_ACTION ITEM:_ Return all the entries below exactly as they were given.

_SOURCE MATERIAL:_

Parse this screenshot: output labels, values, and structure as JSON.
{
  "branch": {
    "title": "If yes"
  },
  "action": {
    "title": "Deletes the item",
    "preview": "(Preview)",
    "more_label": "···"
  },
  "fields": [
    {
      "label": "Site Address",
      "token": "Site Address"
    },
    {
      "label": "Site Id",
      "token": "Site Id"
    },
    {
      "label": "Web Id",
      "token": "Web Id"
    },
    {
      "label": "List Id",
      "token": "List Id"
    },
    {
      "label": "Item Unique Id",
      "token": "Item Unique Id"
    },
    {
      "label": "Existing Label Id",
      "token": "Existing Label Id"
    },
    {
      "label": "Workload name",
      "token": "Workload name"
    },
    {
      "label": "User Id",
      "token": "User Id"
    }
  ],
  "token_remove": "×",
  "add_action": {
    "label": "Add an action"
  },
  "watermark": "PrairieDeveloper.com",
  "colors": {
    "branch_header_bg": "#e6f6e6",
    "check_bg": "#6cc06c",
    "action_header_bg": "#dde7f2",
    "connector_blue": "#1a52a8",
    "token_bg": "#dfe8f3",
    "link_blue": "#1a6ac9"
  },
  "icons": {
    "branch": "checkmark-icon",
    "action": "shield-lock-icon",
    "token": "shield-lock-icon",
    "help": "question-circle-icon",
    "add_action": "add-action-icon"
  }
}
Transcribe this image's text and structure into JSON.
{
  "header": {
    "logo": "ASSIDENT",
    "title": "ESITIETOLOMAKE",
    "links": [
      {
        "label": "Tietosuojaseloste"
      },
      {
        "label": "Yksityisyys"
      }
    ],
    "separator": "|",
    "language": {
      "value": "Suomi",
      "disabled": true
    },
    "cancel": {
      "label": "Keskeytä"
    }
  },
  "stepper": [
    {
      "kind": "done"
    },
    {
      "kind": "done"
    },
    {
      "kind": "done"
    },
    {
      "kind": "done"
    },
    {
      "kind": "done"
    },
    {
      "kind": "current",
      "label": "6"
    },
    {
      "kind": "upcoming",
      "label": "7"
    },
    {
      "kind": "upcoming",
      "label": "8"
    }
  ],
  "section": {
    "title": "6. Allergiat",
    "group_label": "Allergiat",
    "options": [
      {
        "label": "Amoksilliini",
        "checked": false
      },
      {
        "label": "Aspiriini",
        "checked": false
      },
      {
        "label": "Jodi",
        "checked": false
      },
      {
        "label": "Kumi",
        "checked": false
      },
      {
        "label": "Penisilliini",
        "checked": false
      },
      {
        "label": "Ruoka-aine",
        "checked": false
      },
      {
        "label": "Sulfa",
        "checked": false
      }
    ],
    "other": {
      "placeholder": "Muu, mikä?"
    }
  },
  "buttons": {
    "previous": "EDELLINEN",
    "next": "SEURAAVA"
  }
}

_ANSWER SPACE:_
Parse this screenshot: output labels, values, and structure as JSON.
{
  "branch": {
    "title": "If yes"
  },
  "action": {
    "title": "Deletes the item",
    "preview": "(Preview)",
    "more_label": "···"
  },
  "fields": [
    {
      "label": "Site Address",
      "token": "Site Address"
    },
    {
      "label": "Site Id",
      "token": "Site Id"
    },
    {
      "label": "Web Id",
      "token": "Web Id"
    },
    {
      "label": "List Id",
      "token": "List Id"
    },
    {
      "label": "Item Unique Id",
      "token": "Item Unique Id"
    },
    {
      "label": "Existing Label Id",
      "token": "Existing Label Id"
    },
    {
      "label": "Workload name",
      "token": "Workload name"
    },
    {
      "label": "User Id",
      "token": "User Id"
    }
  ],
  "token_remove": "×",
  "add_action": {
    "label": "Add an action"
  },
  "watermark": "PrairieDeveloper.com",
  "colors": {
    "branch_header_bg": "#e6f6e6",
    "check_bg": "#6cc06c",
    "action_header_bg": "#dde7f2",
    "connector_blue": "#1a52a8",
    "token_bg": "#dfe8f3",
    "link_blue": "#1a6ac9"
  },
  "icons": {
    "branch": "checkmark-icon",
    "action": "shield-lock-icon",
    "token": "shield-lock-icon",
    "help": "question-circle-icon",
    "add_action": "add-action-icon"
  }
}
Transcribe this image's text and structure into JSON.
{
  "header": {
    "logo": "ASSIDENT",
    "title": "ESITIETOLOMAKE",
    "links": [
      {
        "label": "Tietosuojaseloste"
      },
      {
        "label": "Yksityisyys"
      }
    ],
    "separator": "|",
    "language": {
      "value": "Suomi",
      "disabled": true
    },
    "cancel": {
      "label": "Keskeytä"
    }
  },
  "stepper": [
    {
      "kind": "done"
    },
    {
      "kind": "done"
    },
    {
      "kind": "done"
    },
    {
      "kind": "done"
    },
    {
      "kind": "done"
    },
    {
      "kind": "current",
      "label": "6"
    },
    {
      "kind": "upcoming",
      "label": "7"
    },
    {
      "kind": "upcoming",
      "label": "8"
    }
  ],
  "section": {
    "title": "6. Allergiat",
    "group_label": "Allergiat",
    "options": [
      {
        "label": "Amoksilliini",
        "checked": false
      },
      {
        "label": "Aspiriini",
        "checked": false
      },
      {
        "label": "Jodi",
        "checked": false
      },
      {
        "label": "Kumi",
        "checked": false
      },
      {
        "label": "Penisilliini",
        "checked": false
      },
      {
        "label": "Ruoka-aine",
        "checked": false
      },
      {
        "label": "Sulfa",
        "checked": false
      }
    ],
    "other": {
      "placeholder": "Muu, mikä?"
    }
  },
  "buttons": {
    "previous": "EDELLINEN",
    "next": "SEURAAVA"
  }
}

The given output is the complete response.